Your blog, Raising Self is very candid, how do you decide what you will and will not share?
For me the key thing is always is it edifying? That means ten years from now, even if it makes me cringe a little bit…I want to be able to say, “this is where I was, this is what I meant.” If it’s not edifying then I just don’t move forward with it, sometimes I’ll shelve it. I just put something aside and say, “I think there is something there, but this might be too messy… but maybe there will be something there that I can return to.”
What made you decide to join Acceptance Tour?
People see success or they see failure and they just see a byproduct. They want to know “how can I make a million dollars? How can I change the world?” I think with people, they don’t really understand the importance of hearing the journey, respecting the journey. Respecting that at the end you may not know that you’re already on the path to changing the world. I like the idea of having a conversation about understanding yourself, understanding what your true worth is, understanding what you really want and need to do to get yourself to the next step in your life.
Do you feel that your blog is a part of self-acceptance?
I think so. I think what people don’t do enough of is seek personal revelation. For me writing these stories, reveals certain things to myself. It helps me to understand why I made certain decisions or why I felt a certain way. It also allows me to reflect on things I did and gives me the opportunity accept or reject that (reaction) as appropriate and move forward. It’s not a continuation of bad behavior and I also get to celebrate things that I did well and I need to continue in life. It’s funny how writing does that for you.
What’s a little nugget of advice you would tell your younger self?
If I could go back, I would tell myself to save a little bit more money. I would tell myself to love myself a little bit more. I really think the things I’ve been through have helped me grow into who I am today, even my most painful moments. I really love science-fiction, so there is this unique idea about the time paradox, if you attempt to change one thing, then nothing else changes, that in fact you traveling in time is a part of guaranteeing your future. When I think about the time paradox, I have to consider would I change it if I could? Maybe I wouldn’t have the kids I have or maybe wouldn't have stumbled into the conversations that I’ve stumbled into… but if I could (I would) just maybe change the internal dialogue I had with myself through the journey and enjoy it more.

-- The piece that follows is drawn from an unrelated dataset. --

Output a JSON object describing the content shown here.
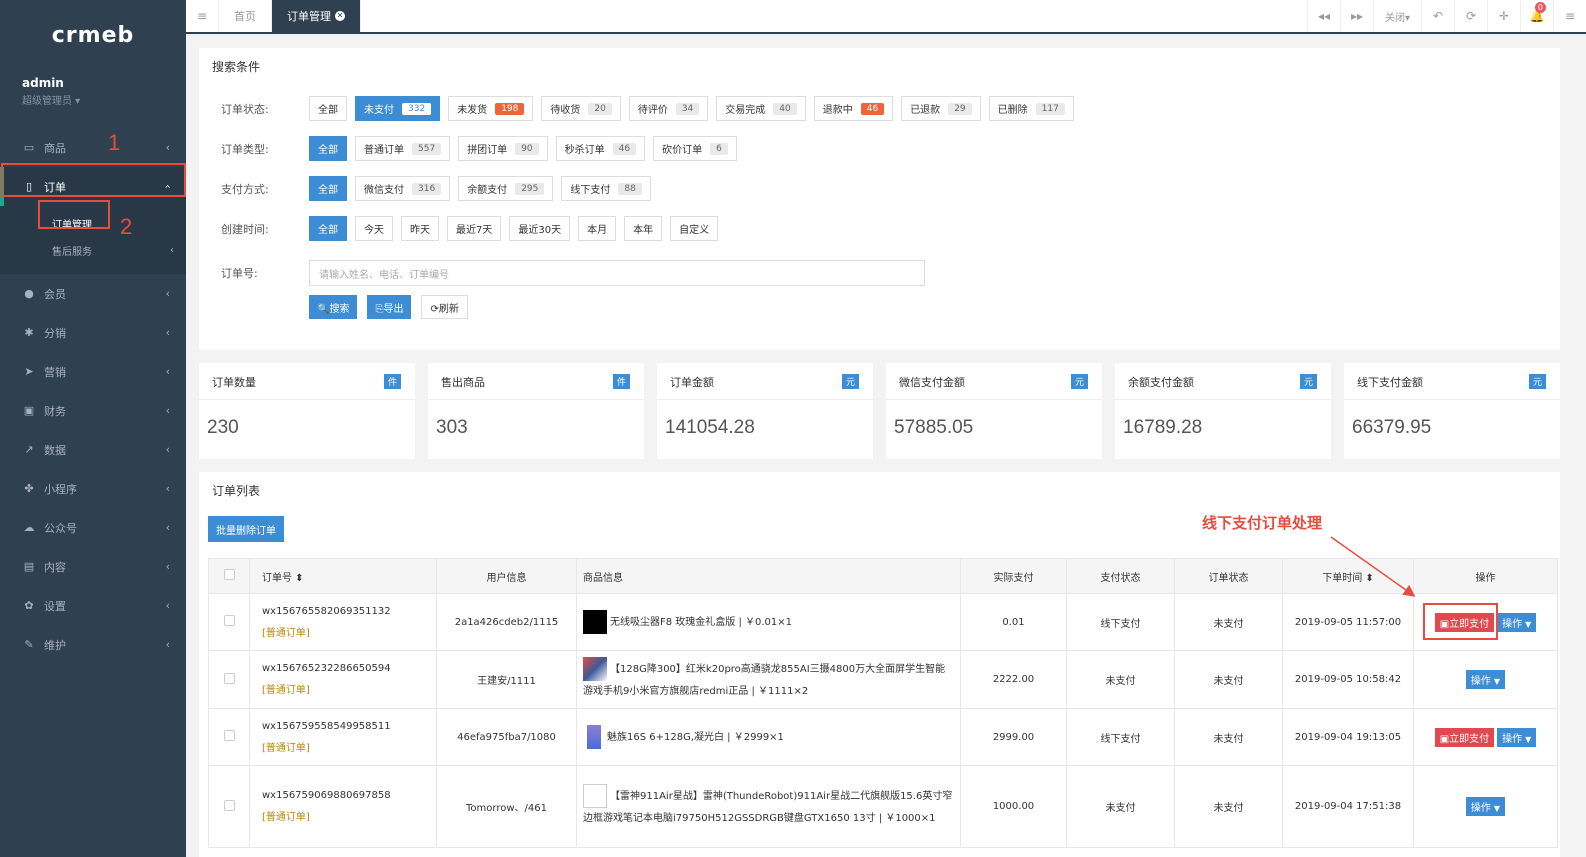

Samantha will be speaking at Acceptance Tour in Los Angeles on Monday, May 22nd. You can learn more about her by clicking on the links below:

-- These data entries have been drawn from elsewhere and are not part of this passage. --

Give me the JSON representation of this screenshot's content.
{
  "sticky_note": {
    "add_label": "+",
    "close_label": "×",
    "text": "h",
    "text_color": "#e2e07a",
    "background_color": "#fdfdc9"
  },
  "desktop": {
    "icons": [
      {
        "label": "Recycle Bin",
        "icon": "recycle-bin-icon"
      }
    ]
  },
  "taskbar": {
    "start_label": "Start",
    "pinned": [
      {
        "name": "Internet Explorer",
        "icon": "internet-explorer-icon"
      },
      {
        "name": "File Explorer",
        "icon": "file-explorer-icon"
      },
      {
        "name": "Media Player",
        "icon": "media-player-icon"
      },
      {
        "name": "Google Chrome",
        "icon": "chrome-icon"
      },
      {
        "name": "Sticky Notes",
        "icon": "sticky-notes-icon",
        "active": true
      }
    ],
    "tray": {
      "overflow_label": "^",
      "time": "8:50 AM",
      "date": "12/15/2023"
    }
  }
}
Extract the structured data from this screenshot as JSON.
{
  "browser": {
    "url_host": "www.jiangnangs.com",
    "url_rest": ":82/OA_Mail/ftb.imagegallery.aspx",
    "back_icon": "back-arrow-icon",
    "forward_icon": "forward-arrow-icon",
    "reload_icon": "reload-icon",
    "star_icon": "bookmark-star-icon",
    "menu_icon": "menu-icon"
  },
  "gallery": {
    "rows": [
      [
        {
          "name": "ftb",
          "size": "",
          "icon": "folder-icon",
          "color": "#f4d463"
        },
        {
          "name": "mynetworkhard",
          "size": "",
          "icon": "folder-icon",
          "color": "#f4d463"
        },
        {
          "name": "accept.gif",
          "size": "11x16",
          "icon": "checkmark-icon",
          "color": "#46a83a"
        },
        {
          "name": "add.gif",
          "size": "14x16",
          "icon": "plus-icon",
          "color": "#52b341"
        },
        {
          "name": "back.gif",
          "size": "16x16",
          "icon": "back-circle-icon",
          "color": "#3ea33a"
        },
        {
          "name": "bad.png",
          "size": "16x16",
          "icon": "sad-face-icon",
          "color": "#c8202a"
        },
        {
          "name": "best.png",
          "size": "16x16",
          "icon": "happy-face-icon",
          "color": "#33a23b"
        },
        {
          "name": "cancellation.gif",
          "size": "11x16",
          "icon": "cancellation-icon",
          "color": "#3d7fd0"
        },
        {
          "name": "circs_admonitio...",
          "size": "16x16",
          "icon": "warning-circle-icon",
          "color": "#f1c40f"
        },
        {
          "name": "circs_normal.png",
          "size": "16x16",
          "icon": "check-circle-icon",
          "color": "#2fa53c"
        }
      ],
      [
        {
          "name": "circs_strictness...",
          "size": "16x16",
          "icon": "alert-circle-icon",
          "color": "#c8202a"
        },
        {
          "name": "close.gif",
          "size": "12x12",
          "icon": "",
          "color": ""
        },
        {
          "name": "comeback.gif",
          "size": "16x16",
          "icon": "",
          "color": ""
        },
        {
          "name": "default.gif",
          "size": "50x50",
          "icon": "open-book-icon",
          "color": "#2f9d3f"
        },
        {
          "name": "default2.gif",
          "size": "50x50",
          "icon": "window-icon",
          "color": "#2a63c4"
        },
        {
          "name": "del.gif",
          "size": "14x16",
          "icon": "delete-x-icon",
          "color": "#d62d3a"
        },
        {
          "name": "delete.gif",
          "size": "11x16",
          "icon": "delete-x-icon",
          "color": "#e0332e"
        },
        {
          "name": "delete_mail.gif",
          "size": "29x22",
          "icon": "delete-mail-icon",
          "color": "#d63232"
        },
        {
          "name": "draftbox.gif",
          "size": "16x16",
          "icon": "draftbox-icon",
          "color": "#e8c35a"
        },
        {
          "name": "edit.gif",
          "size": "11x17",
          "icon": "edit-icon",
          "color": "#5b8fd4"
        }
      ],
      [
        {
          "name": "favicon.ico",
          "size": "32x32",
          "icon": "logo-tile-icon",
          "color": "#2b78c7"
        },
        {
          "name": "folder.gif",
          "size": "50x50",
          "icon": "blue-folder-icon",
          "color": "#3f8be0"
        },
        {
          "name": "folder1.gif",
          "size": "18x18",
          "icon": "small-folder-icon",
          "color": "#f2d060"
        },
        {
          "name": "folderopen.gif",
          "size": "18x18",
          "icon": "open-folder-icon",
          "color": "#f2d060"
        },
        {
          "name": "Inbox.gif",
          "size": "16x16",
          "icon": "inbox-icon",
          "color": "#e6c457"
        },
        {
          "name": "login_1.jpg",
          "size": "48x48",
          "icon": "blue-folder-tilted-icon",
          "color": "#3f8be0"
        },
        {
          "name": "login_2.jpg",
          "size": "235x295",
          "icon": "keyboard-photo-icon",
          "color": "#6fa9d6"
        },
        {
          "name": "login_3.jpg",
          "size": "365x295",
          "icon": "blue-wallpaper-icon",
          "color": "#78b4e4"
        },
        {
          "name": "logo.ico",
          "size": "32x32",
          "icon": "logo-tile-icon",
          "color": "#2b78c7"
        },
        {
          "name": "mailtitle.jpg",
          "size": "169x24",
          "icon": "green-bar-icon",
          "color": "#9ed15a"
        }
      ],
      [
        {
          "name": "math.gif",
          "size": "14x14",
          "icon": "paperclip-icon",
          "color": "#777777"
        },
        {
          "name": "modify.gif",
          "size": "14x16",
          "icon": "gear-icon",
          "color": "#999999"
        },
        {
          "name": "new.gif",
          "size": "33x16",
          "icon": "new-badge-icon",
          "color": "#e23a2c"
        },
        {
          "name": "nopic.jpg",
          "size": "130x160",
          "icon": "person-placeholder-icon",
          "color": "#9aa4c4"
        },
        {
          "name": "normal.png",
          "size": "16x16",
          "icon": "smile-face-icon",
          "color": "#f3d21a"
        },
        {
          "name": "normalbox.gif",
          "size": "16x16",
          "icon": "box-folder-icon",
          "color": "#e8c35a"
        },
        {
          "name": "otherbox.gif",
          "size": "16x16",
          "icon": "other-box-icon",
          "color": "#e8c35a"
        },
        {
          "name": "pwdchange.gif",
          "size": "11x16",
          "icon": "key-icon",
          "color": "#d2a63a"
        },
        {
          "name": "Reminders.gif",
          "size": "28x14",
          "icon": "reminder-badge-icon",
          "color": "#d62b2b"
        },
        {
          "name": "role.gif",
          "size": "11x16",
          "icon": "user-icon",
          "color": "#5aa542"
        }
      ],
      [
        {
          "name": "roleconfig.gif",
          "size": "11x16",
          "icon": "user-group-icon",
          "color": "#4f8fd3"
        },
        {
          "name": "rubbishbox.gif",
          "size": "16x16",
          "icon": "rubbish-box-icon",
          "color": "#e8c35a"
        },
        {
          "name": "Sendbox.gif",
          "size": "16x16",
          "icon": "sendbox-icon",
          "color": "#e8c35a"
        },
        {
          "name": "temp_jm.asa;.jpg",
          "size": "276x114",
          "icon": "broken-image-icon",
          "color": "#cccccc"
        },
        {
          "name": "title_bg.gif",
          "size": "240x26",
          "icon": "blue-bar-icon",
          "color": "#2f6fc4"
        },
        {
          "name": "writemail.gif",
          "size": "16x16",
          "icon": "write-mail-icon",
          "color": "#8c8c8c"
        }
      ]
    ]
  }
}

(This interview has been slightly modified from its original recording)